As the MACT policy is currently applied, once facilities are classified as major sources, they are permanently subject to it. This “once-in, always-in” rule has been extremely effective in protecting public health. The technologies it requires — scrubbers, filters and the like — have substantially reduced emissions of nearly 200 hazardous air pollutants, sometimes by as much as 95 percent.
Major sources whose emissions have dropped below the 10- or 25-ton limit could stop using MACT-mandated pollution control equipment and quit meeting MACT reporting requirements. While it is unlikely that facilities formerly designated as major sources would remove their pollution control devices, they could turn them off or run them at lower capacity to cut energy, operating and maintenance costs.
Bill Wehrum of the EPA’s Office of Air and Radiation claimed in a statement that repealing the rule would “will reduce the regulatory burden for industries and the states, while continuing to ensure stringent and effective controls on hazardous air pollutants.” In fact, the change would likely trigger a significant increase in air pollution by allowing facilities whose emissions are currently below the 10/25-ton threshold to increase them to those limits.
All told, 2,766 industrial facilities nationwide are subject to the MACT rule. Of these, 1,926 — more than two-thirds — emit less than 25 tons. The new guidance would enable them to collectively increase their toxic pollution by as much as 35,000 tons annually nationwide —a a 25 percent jump.
The Union of Concerned Scientists recently posted an interactive map on its website showing where these facilities are located and how much more pollution they could emit. Many of the worst-case scenarios are in 21 states that do not have their own air pollution regulations that could compensate for the absence of the once-in, always-in rule. They rely exclusively on federal air pollution standards.

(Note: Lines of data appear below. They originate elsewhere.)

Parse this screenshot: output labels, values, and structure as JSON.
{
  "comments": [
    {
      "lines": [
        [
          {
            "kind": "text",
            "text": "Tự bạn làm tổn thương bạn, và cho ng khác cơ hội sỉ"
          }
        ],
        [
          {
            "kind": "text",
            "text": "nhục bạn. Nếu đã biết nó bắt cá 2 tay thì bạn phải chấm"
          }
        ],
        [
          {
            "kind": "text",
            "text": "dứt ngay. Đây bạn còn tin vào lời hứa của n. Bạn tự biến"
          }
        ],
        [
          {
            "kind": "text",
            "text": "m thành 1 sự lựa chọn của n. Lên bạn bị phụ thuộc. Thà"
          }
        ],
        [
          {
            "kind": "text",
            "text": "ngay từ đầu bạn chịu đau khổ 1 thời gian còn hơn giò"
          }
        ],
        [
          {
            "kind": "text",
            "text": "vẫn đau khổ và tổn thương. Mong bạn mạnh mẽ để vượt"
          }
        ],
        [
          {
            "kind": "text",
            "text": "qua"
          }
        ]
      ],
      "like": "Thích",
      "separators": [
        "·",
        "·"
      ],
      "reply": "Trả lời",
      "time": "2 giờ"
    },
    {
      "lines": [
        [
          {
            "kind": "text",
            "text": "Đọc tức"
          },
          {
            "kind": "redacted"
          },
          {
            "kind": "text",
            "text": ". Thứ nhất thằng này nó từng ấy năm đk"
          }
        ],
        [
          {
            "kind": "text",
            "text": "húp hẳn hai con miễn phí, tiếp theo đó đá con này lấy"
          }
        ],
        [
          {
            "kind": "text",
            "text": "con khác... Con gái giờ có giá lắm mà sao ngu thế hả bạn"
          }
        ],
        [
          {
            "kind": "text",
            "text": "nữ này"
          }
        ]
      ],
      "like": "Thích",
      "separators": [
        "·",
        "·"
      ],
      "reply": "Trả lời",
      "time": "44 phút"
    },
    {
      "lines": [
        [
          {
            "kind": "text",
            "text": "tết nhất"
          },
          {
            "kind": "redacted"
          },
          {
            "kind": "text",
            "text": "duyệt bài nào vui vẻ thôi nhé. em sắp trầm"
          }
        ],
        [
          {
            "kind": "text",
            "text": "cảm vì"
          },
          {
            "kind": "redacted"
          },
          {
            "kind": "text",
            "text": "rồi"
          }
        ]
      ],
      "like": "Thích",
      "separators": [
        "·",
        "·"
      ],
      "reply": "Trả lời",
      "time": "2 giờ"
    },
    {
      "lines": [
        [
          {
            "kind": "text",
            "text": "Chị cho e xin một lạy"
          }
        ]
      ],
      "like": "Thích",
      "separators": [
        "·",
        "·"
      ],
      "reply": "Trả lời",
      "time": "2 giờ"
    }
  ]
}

Missouri and Kansas are among those 21 states. Without the MACT rule, 46 facilities in Missouri could increase their hazardous emissions by 791 tons per year— a 32 percent jump. In Kansas, 57 facilities could increase their emissions by 1,075 tons per year — a 54 percent jump. The 11 facilities in the Kansas City metro area, meanwhile, could double their annual toxic emissions, from 91 to 184 tons. Those include Bayer Crop Science, Phillips 66 Pipeline and Owens Corning.
Fortunately, the MACT rule change is not yet a done deal. The EPA plans to go through the rulemaking process to try to codify jettisoning this critical environmental safeguard. That can take 12 to 18 months and would require a public comment period, offering Kansas Citians a chance to weigh in. Beyond that, lawsuits by states and public interest groups also could slow down the process, if not scuttle it.
In the meantime, Kansas Citians should contact their representatives in Congress.
Elliott Negin is a senior writer at the Union of Concerned Scientists in Washington, D.C.